__Task__:
Pick out each line with the word "label" from the material that follows.

__Records for this task__:

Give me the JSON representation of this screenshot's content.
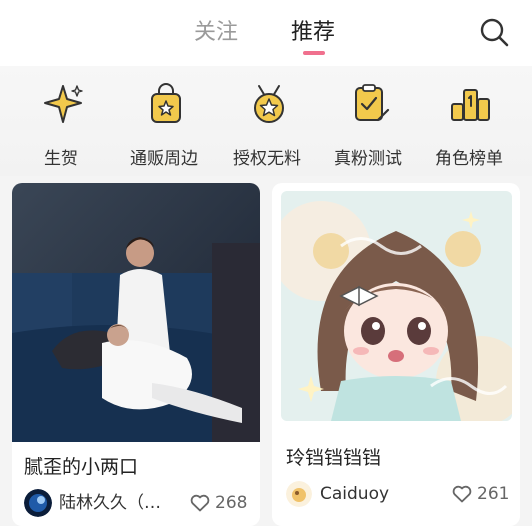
{
  "header": {
    "tabs": [
      {
        "label": "关注",
        "active": false
      },
      {
        "label": "推荐",
        "active": true
      }
    ],
    "search_icon": "search-icon"
  },
  "categories": [
    {
      "label": "生贺",
      "icon": "sparkle-icon"
    },
    {
      "label": "通贩周边",
      "icon": "shopping-bag-icon"
    },
    {
      "label": "授权无料",
      "icon": "medal-icon"
    },
    {
      "label": "真粉测试",
      "icon": "clipboard-check-icon"
    },
    {
      "label": "角色榜单",
      "icon": "ranking-icon"
    }
  ],
  "feed": [
    {
      "title": "腻歪的小两口",
      "author": "陆林久久（…",
      "likes": "268"
    },
    {
      "title": "玲铛铛铛铛",
      "author": "Caiduoy",
      "likes": "261"
    }
  ],
  "colors": {
    "accent": "#f0708e",
    "icon_gold": "#f2c94c",
    "icon_outline": "#333333"
  }
}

__Reply to the exercise__:
        "label": "关注",
        "label": "推荐",
      "label": "生贺",
      "label": "通贩周边",
      "label": "授权无料",
      "label": "真粉测试",
      "label": "角色榜单",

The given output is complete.